Thankfully, the CTW had ample raw material to assemble a new Bert: yellow felt, eyes, striped fabric, special black yarn for hair. A senior puppetmaker scrambled to construct a new Bert Muppet. He grabbed an intern walking down the hall.

“Where are my Bert supples?!” he screamed.

The intern pointed down the hall. “Behind that door is raw Berts.”


Violet loved going to the annual US Mint parade. She wanted more than that, though. She wanted to walk in the parade. Each US currency denomination had a representative in the parade. The eligibility rules for walkers were established years ago. For some reason, age was a determining factor, and correlated to what denomination a person could represent.

For example, a person had to be over 50 years of age to represent the $100 bill. For the $50 bill, one must be at least 35. The ages seemed arbitrary, but rules were rules.

Violet wrote a long, impassioned essay to the parade committee. She explained her lifetime fascination with the parade, spoke of her recent 18th birthday, and made a heartfelt request.

The parade committee was moved, and some members were moved to tears. Violet’s essay was published in US Mint Magazine along with an announcement. With great pride and much fanfare, the parade committee made Violet that year’s penny marshal.


Angus McTeague LOVED the work of Michael Mann. He religiously watched Miami Vice when it first aired, and later bought the DVDs. He loved Mann’s movies — Manhunter, Heat, Thief, Collateral. He even liked movies where Mann served as Executive Producer. His favorite of those films was Band of the Hand.

Angus liked to pretend he and his brothers were in their own ragtag mercenary group. Angus would cause a stir in his neighborhood, goading people into a confrontation, usually drawing his brothers into the fray.

He would spit, raise his fists, and snarl, “Ye’ll pay! Ye’ll rue meh clan o’ han!”


Ouch.  That title.  “Syngables”?  Is that really necessary? Yes, I am afraid it is.

This happens to me.  Okay.  I’ll hear a phrase that matches a certain syllable pattern, and I’ll immediately lapse into a song phrase that matches the pattern.  This probably happens more times than I can remember, but the one I lapse into more than anything else is the chorus of “Girlfriend in a Coma”.

For my “Girlfriend In  A Coma” trigger to be flipped, the words will usually have to be a standalone phrase.  If you’re talking to me and you unwittingly utter a two-syllable word, followed two one-syllable words and another two-syllable word, I *probably* won’t start singing.

Anyways, once triggered, I’ll immediately start singing “Girlfriend in a Coma” but with the different words.  I’m sure this is endearing.
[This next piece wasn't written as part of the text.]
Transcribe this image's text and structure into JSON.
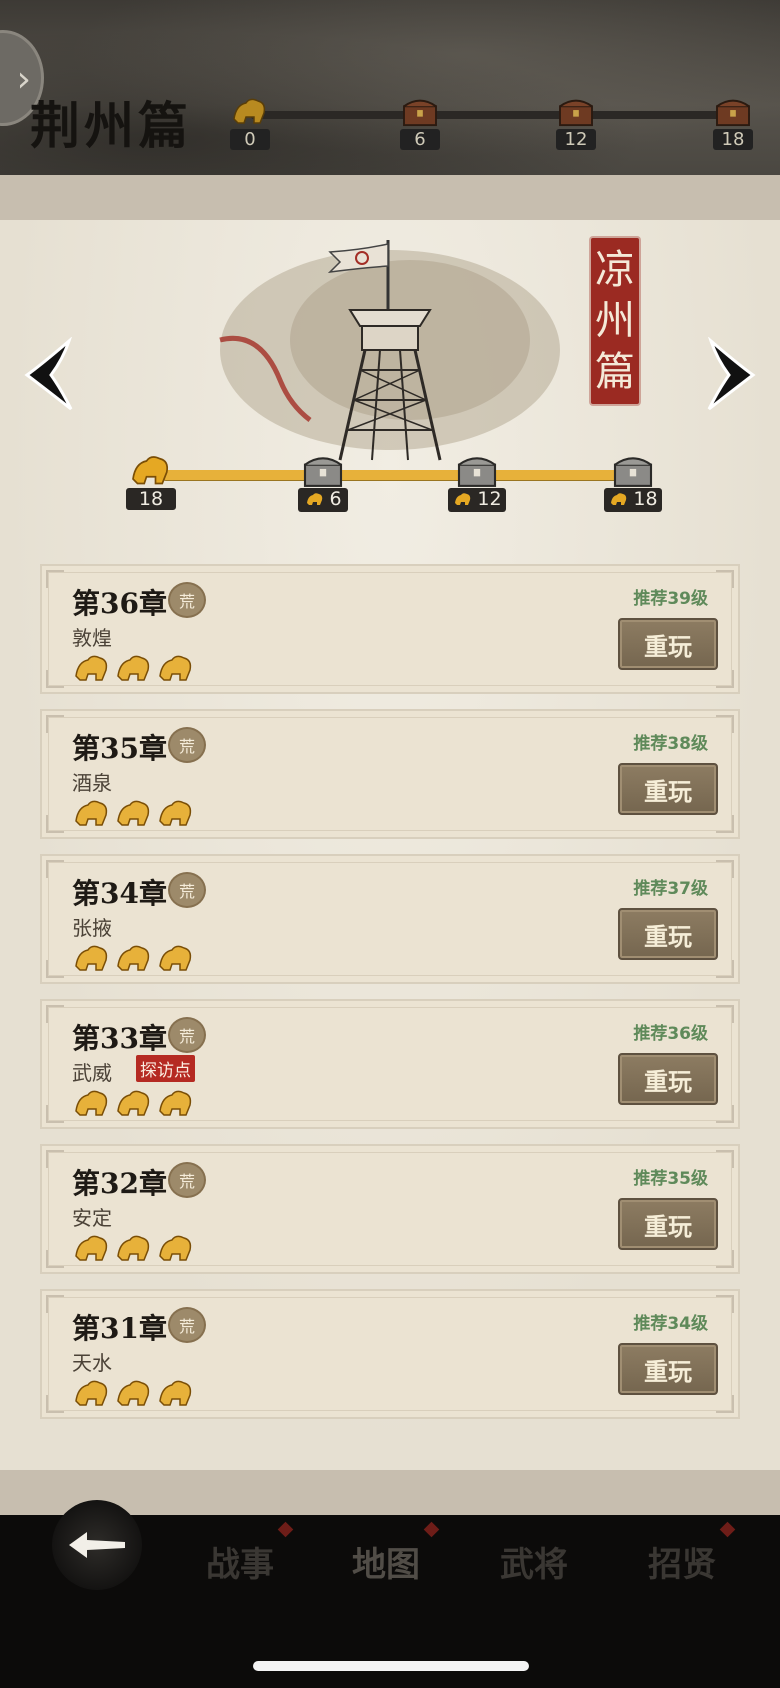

The other day, I unexpectedly had another “Syngable” moment .  I saw  a sign for a “Multi-Family Yard Sale” and without warning, a synapse fired and I sang the words to the tune of  “Sacrificial Bonfire”.  (I’m talking about the part where they say “Sacrificial bonfire [Multi-family yard sale]!  Must burn…” )
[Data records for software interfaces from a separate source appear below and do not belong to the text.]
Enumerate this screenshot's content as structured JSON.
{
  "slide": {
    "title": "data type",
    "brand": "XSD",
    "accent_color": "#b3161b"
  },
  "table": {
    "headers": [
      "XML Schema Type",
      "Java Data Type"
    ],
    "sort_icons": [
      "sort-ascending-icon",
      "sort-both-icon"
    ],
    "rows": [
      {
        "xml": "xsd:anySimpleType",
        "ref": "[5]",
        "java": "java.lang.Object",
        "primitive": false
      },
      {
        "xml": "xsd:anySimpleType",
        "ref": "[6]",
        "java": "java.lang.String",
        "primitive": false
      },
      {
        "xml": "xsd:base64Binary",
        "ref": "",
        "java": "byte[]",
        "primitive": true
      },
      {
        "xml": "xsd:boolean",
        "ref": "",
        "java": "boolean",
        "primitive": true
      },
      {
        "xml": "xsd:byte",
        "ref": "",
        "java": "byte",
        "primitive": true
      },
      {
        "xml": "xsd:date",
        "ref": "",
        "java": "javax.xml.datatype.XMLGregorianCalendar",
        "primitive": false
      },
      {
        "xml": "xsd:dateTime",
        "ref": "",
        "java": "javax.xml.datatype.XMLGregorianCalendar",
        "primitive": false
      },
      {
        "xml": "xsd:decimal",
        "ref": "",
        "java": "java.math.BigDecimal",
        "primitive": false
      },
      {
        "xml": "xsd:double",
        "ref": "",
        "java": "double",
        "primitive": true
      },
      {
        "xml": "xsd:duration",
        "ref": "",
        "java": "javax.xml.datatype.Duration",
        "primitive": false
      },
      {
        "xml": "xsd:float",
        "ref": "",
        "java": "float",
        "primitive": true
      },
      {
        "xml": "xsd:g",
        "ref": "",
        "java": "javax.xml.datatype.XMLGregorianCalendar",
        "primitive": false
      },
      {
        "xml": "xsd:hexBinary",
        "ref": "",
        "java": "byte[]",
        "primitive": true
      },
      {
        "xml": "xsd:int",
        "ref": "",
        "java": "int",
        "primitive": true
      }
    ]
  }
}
I later realized that to make this phrase fit, the word “family” had to be sung as two syllables, not three.  Whoa, is that how I say “family”?  Aw, hell.  I think I do.

Well, if it fits the chorus to an XTC song from the 1980’s, I guess it’s worth it.